Saturday, March 24, 2012

Economist's View

Following the advice of Paul Krugman, I have started to frequent an economics blog run by University of Oregon economics professor Mark Thoma, economistsview by name.  Many links are given to current research papers (surprisingly accessible as often as not), as well as to fairly high level discussions of policy and philosophy by respected economists in academia, government, and industry.  Typically these posts lie to the political right of Mr. Thoma's apparent sympathies, but they are highly informative concerning the mindset of academically trained economists, which, in my reading, is in many instances rather divorced from the messy realities of business and politics in which it might should be embedded.

The discussion seems to involve a smallish group of dedicated readers who post regularly, and are not shy about their views, which are often (though not always) left-progressive, but also reflective of training in economics.  As a recent example, a policy paper was linked from the Federal Reserve  Bank of Atlanta, on the question of the health of today's labor market in America, and whether recovery from the 2007 recession had produced (or not) appropriate levels of employment.   From which I select the following quote:
In these charts lies the crux of some very basic disagreements about the appropriate course of policy. The last three graphs draw a clear picture of labor markets that are underperforming by historical standards—a position that I take to be the conventional wisdom. An argument against following that conventional wisdom centers on the question of whether historical standards represent the appropriate yardstick today. In other words, is the correct reference point the level of employment or the pace of improvement in the labor market from a permanently lower level? For the proponents of the latter view, the bubble chart might very well look like a return to normal, despite the fact that employment has not returned to prerecession levels.
To me, this illustrates a sort of passivity in the face of the facts, which I find inexplicable.  I append my response, which the interested reader can look up under Mr. Thoma's original post.

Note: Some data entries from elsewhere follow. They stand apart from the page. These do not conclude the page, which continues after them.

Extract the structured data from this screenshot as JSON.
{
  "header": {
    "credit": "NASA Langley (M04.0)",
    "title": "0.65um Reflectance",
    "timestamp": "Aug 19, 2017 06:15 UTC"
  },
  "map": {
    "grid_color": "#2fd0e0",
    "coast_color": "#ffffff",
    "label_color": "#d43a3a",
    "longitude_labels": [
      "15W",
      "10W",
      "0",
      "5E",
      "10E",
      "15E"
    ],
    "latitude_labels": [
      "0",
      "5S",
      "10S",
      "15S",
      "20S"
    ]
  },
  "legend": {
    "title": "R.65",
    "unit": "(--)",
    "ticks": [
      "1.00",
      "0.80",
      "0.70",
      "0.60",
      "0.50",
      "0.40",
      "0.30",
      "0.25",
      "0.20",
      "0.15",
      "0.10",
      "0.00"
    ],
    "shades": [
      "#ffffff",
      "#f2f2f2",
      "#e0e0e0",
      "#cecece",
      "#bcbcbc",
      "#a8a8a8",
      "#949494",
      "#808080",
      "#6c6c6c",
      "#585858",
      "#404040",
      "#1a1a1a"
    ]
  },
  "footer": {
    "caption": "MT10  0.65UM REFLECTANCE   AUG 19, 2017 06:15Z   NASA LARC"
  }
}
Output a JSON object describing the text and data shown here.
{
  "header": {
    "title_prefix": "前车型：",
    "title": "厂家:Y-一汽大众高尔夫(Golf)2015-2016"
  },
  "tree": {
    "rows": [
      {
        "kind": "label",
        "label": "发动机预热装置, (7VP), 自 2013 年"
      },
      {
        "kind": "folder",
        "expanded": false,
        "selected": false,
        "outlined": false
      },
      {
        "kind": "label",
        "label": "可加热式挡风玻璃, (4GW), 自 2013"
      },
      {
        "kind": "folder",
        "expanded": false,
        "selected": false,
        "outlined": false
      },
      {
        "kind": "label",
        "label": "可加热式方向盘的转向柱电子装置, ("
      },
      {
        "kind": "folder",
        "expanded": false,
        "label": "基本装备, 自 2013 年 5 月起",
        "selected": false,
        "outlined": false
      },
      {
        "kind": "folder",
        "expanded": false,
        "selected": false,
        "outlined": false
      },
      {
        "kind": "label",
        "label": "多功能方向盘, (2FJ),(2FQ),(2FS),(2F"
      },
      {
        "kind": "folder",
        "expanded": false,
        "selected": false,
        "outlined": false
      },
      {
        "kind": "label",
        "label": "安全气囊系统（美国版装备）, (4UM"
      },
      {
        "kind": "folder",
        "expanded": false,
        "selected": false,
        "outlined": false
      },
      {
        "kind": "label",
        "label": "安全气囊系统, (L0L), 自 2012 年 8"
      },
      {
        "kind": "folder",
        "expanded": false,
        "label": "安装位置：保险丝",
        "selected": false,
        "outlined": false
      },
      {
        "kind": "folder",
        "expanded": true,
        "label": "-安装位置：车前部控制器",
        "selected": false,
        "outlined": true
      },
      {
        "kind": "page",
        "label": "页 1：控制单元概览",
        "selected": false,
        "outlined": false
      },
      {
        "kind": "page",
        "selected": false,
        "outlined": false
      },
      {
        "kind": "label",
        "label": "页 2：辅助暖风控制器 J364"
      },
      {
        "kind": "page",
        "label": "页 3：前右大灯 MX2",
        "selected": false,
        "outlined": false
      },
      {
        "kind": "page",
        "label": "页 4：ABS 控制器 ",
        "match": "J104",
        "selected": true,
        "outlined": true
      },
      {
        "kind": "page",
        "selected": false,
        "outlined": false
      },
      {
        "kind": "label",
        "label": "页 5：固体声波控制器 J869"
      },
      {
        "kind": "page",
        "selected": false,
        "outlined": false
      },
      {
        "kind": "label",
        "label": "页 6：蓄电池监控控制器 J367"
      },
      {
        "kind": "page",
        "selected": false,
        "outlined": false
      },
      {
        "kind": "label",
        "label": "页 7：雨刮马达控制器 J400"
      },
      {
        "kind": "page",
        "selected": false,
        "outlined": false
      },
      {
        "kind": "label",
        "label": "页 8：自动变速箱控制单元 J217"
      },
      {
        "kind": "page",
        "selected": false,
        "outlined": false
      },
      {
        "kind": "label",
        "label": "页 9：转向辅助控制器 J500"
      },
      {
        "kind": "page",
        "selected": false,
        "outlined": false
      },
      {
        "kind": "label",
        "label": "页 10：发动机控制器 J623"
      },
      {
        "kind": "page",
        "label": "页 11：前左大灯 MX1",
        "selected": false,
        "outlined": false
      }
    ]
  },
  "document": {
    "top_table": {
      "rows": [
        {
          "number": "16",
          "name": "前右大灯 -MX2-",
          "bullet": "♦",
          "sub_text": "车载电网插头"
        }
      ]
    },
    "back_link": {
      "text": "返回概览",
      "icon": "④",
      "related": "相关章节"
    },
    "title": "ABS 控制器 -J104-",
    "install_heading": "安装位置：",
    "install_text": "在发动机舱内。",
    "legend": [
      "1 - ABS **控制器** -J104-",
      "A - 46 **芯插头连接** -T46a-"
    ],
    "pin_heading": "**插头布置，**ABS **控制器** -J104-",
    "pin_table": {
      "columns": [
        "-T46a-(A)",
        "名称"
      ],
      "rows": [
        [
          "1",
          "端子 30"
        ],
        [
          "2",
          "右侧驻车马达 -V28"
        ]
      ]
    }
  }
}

The sense I get from this post is that, according to economic wisdom, we might be adjusting to a new equilibrium, which includes a shrunken labor market; and since that's what's been determined by the immutable laws of economics, we should all just face the unpleasant facts, and live with them, and stop boo-hooing.
To me, this is akin to saying, that if an individual becomes ill, it reflects the workings of the inviolable laws of biology, and we should let nature take its course without complaint.
Then my response is: Gott in Himmel! what ever happened to the practice of Medicine? To the idea that poor conditions of human existence might be ameliorated? That the human and social factors influencing the health of an individual, or an economy, are not eternally fixed, and have arguably deteriorated in measureable ways over the last thirty years? That maybe it's time for activist policy aimed at making things better?!
Part of my argument for changing conditions is that forty years ago, the Republican party under Richard Nixon was populated by crooks but not by utter dolts; but we have now entered the era of dolts ascendant. The plain fact now is that we have a major party that has cut loose its moorings to reality. Sure, lot's of other things have changed, but I offer that as a simple example.

No comments:

Post a Comment